Rev. Dr. Deborah B. Smith, the senior pastor at Centenary United Methodist Church, gave a rousing account of her father’s connection to Clayborn Temple, and how it impacted her as a child: “During the Sanitation Worker’s Strikes, my father was a little tense, a little concerned, and a little anxious…My father came down to Clayborn Temple, to see what it is that was going on. My father must have been gone for a couple of hours. And then he came back, and he just had a different look. I could see sadness, but I could see hope. Then he called us into the kitchen area of our apartment and said ‘Listen, I just went down to Clayborn Temple, and we really couldn’t get in, but that was not important…I came away with something that was just so important.’ And my daddy pulled out this sign… that said ‘I AM A MAN’. And he said ‘I need you to hear me, all my life I have had to listen to people call me “boy”. I’m married, I’m a father, I have seven children here, I work two to three jobs every day. But when I leave my house, in order to make sure I have food on this table, I have to answer to the word “boy”… When I know I’m a man. But when I went down to Clayborn Temple, I knew that I would not have to continue to answer to boy. I’ve been called “colored”, I’ve been called “negro”, but the one that hurts me most, is “boy”’. So dad looked up at us and said ‘Don’t you ever walk around this city, or any place, and hold your head down. You hold it up! You don’t apologize for God giving you life! Hold your head high.’ So I had to smile, because as I looked around this place, I could hear everybody saying ‘I AM A MAN’”.
The evening was full of passionate speeches and accounts of both the past and future significance of what Clayborn once was and will become. It was beyond moving to hear firsthand the stories and history of Clayborn, and witness the gathering of so many diverse religious faiths coming together to celebrate the rebirth of this sacred building.
I was both surprised and honored to be personally mentioned by Rob Thompson, when he was thanking the numerous people involved in bringing Clayborn Temple back to life.
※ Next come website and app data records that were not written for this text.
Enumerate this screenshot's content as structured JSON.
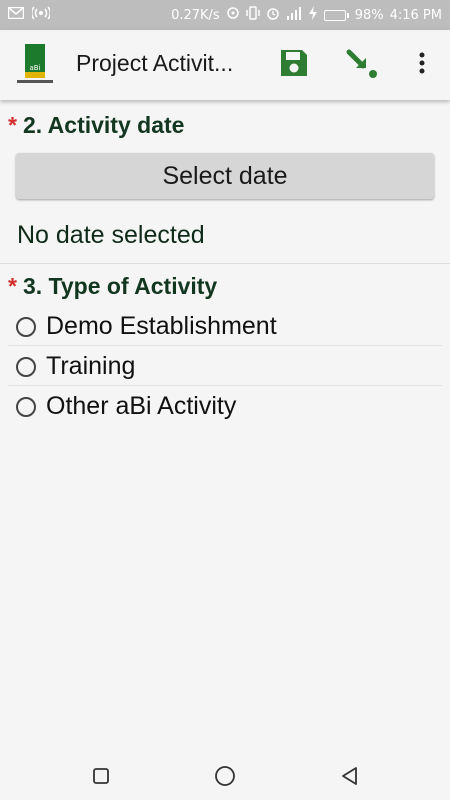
{
  "status_bar": {
    "speed": "0.27K/s",
    "battery": "98%",
    "time": "4:16 PM",
    "icons": [
      "mail-icon",
      "wireless-icon",
      "hotspot-icon",
      "vibrate-icon",
      "alarm-icon",
      "signal-icon",
      "charging-icon",
      "battery-icon"
    ]
  },
  "app_bar": {
    "title": "Project Activit...",
    "logo_text": "aBi",
    "actions": [
      "save-icon",
      "finalize-icon",
      "more-vertical-icon"
    ],
    "accent": "#2e7d32"
  },
  "questions": [
    {
      "required_mark": "*",
      "label": "2. Activity date",
      "button_label": "Select date",
      "value_text": "No date selected"
    },
    {
      "required_mark": "*",
      "label": "3. Type of Activity",
      "options": [
        "Demo Establishment",
        "Training",
        "Other aBi Activity"
      ],
      "selected": null
    }
  ],
  "nav_bar": {
    "icons": [
      "recent-apps-icon",
      "home-icon",
      "back-icon"
    ]
  },
  "colors": {
    "required": "#d32f2f",
    "label": "#12361f",
    "button_bg": "#d6d6d6"
  }
}
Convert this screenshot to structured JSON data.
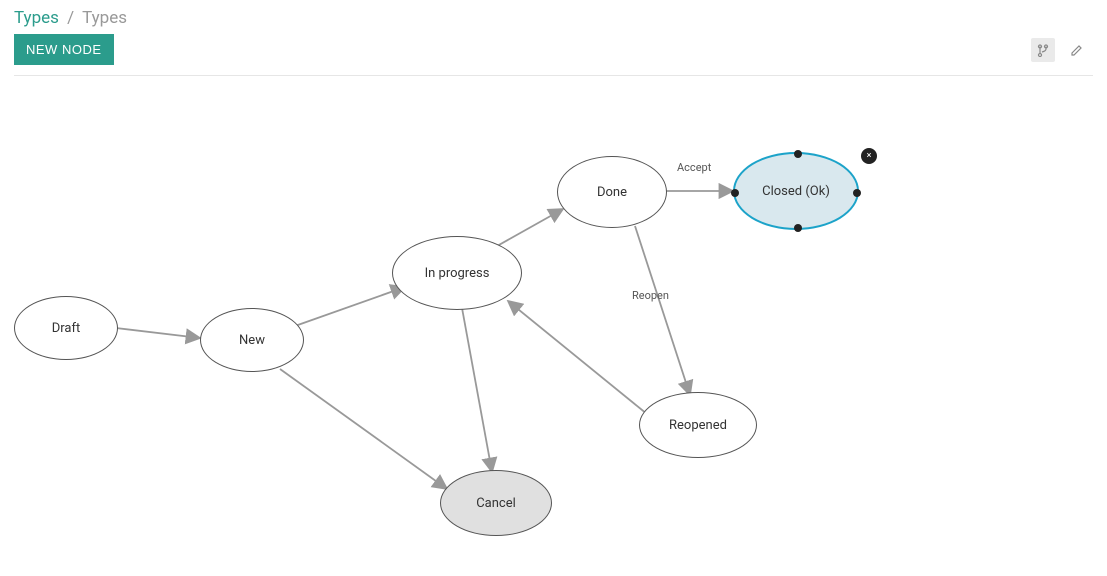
{
  "breadcrumb": {
    "root": "Types",
    "current": "Types"
  },
  "toolbar": {
    "newNode": "NEW NODE"
  },
  "nodes": {
    "draft": {
      "label": "Draft"
    },
    "new": {
      "label": "New"
    },
    "inprogress": {
      "label": "In progress"
    },
    "done": {
      "label": "Done"
    },
    "closedOk": {
      "label": "Closed (Ok)"
    },
    "reopened": {
      "label": "Reopened"
    },
    "cancel": {
      "label": "Cancel"
    }
  },
  "edges": {
    "accept": {
      "label": "Accept"
    },
    "reopen": {
      "label": "Reopen"
    }
  },
  "colors": {
    "accent": "#2b9c8c",
    "selectedStroke": "#1ca3c9",
    "selectedFill": "#d9e8ee",
    "nodeFill": "#e0e0e0",
    "arrow": "#888"
  }
}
Hearing him say that my photos and stories posted on my blog, played a vital role in creating, and driving the vision they had for Clayborn, was a tremendous honor.
At the end of the event, I met a very special person (for the second time). Back in 2014 while I was photographing Clayborn, I met a man by the name of Mr. Bobby. He had come into the church while I was shooting to find out who I was, and why I was there. He told me that he was the unofficial groundskeeper for the church. He lived in the neighborhood and could not stand to see the church falling into disrepair and the weeds growing up. He said it was such a shame to know the history of Clayborn and to see it totally neglected. He took it upon himself to mow, and weed, and keep the grounds in order, since no one else was. It was such a touching story at the time, and I had always regretted not taking a portrait of Mr. Bobby when I had the chance. As it turns out, Mr. Bobby was volunteering at the Clayborn Reborn event, helping park cars and direct traffic. I re-introduced myself to him and managed to get a quick portrait of him in front of the open doors to the church.
Clayborn Reborn has been hosting numerous educational and artistic events in anticipation of the City’s commemoration of the 50th anniversary of the Sanitation Worker’s Strike, and Dr. King’s assassination. They intend to break ground on full restoration of Clayborn Temple in April of 2018, following the commemoration. To follow the ongoing progress at Clayborn, please Like and Follow them on, Facebook, and visit their website for more information on ways to volunteer, donate, and help with the project.